Exercise prompt.
Where does the string "scatter" occur in the entries below? Copy every line where it does.

Source material.
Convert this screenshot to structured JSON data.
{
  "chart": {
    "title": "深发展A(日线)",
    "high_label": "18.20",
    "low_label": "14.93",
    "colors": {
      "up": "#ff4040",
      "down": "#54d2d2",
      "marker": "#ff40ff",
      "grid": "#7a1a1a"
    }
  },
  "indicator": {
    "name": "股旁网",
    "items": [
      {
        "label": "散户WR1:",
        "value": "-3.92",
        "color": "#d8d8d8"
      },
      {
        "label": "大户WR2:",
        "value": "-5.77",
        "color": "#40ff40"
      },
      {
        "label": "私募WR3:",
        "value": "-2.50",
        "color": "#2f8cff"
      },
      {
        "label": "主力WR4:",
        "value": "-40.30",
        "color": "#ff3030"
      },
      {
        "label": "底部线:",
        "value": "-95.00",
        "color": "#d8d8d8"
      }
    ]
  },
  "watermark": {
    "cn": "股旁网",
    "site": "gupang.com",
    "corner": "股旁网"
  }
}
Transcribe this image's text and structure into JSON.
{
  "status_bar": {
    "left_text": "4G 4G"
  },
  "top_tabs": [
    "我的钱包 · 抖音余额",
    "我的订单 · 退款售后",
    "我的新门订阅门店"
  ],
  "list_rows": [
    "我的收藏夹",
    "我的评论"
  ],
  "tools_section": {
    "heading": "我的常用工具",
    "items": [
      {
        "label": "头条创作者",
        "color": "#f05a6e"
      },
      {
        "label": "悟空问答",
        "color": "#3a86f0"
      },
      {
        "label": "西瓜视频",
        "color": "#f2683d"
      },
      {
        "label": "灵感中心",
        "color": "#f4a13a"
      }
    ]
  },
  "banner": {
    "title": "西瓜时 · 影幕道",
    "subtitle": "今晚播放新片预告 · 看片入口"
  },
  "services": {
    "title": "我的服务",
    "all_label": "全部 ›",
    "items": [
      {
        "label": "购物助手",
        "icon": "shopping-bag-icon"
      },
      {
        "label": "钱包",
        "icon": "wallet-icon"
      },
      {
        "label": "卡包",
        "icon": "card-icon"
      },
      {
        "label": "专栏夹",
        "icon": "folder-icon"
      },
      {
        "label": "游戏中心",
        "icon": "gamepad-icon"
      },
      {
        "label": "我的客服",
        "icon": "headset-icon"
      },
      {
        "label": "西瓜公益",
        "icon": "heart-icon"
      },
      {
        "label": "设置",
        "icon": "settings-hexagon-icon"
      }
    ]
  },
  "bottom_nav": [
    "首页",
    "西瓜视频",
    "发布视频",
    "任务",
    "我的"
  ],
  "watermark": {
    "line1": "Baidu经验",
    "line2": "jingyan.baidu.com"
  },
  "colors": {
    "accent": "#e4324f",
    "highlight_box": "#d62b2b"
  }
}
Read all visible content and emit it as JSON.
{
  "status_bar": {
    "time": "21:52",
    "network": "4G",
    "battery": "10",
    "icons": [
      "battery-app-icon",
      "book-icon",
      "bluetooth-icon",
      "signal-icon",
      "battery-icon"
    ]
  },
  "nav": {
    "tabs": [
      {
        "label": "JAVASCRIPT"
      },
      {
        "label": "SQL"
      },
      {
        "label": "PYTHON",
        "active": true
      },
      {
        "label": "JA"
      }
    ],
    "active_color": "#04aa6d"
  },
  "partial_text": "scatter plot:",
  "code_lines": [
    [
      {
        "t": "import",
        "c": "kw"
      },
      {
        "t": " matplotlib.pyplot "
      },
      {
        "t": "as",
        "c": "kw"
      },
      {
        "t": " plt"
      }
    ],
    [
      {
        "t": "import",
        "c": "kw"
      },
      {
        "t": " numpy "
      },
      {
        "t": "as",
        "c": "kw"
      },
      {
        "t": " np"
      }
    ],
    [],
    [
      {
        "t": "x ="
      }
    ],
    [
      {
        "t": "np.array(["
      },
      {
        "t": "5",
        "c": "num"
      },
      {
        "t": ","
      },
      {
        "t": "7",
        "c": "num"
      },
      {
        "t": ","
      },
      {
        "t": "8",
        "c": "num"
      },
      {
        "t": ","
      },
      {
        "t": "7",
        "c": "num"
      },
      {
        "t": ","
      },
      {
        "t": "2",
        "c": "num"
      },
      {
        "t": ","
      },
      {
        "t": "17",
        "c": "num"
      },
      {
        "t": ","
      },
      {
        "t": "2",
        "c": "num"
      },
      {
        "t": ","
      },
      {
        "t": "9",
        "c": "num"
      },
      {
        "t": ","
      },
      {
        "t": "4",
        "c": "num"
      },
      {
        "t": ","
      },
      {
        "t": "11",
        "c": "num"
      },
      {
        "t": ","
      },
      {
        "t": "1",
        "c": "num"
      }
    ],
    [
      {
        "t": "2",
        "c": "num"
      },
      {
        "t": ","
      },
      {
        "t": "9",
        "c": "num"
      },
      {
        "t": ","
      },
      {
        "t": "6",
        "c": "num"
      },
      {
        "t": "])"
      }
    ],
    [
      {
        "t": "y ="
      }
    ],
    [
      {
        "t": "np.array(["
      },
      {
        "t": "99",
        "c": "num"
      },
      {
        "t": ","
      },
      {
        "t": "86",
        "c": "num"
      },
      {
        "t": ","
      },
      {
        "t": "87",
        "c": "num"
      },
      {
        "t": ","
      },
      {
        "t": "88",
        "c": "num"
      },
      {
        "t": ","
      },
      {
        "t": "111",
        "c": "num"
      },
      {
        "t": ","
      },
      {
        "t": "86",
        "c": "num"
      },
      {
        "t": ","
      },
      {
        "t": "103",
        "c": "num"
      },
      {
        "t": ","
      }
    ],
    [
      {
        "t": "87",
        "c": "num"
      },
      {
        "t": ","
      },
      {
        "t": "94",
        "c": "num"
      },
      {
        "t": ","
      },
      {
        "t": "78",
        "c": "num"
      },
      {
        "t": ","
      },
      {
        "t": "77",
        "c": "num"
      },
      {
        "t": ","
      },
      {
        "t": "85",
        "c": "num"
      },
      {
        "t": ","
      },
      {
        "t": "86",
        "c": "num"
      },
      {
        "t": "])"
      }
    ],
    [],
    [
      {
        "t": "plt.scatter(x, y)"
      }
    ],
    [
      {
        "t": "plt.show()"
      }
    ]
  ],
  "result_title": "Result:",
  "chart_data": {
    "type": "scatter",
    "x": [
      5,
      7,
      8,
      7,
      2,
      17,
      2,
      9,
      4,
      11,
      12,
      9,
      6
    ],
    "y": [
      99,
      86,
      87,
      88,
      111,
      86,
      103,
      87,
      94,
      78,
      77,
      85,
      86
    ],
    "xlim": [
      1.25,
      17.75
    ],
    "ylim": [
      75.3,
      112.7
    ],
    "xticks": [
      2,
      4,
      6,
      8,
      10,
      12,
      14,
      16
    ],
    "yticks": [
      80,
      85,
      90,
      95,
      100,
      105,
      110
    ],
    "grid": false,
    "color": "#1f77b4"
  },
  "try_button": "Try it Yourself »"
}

Final answer.
  "partial_text": "scatter plot:",
        "t": "plt.scatter(x, y)"
    "type": "scatter",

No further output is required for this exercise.